Scan the listing below and copy each line holding the word "icon".

■ ■ ■

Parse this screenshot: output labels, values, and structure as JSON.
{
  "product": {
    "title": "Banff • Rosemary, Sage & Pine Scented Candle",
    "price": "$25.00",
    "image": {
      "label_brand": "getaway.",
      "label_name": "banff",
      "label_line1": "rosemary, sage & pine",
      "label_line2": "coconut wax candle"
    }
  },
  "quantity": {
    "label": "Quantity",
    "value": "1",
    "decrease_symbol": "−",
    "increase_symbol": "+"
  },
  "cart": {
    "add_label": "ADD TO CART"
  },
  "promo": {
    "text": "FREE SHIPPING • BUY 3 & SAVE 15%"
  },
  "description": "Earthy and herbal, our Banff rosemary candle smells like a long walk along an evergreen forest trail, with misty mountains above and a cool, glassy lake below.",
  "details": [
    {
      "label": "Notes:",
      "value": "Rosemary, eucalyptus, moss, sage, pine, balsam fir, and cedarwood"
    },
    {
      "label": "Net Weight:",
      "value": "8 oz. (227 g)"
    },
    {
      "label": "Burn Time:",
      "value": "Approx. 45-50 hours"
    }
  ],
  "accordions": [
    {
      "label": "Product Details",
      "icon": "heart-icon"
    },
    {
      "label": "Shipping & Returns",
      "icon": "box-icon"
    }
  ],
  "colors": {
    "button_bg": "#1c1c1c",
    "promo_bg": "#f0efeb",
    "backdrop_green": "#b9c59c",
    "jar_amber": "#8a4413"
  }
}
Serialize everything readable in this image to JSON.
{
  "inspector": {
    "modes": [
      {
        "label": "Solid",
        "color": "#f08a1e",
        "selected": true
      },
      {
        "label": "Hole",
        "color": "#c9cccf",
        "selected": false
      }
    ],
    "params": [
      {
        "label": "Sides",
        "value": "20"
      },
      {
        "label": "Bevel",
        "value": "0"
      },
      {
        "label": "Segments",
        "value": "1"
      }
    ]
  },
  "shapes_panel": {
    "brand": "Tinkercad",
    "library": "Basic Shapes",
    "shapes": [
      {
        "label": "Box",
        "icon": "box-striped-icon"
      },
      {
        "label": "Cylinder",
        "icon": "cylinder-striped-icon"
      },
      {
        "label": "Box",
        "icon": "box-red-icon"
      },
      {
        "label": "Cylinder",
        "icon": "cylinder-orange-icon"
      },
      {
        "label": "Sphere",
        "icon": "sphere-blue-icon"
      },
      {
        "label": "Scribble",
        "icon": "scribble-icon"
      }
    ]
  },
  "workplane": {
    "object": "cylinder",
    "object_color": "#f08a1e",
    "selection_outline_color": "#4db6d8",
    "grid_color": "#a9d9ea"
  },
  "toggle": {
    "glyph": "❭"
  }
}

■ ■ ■

RESPONSE BELOW »
      "icon": "heart-icon"
      "icon": "box-icon"
        "icon": "box-striped-icon"
        "icon": "cylinder-striped-icon"
        "icon": "box-red-icon"
        "icon": "cylinder-orange-icon"
        "icon": "sphere-blue-icon"
        "icon": "scribble-icon"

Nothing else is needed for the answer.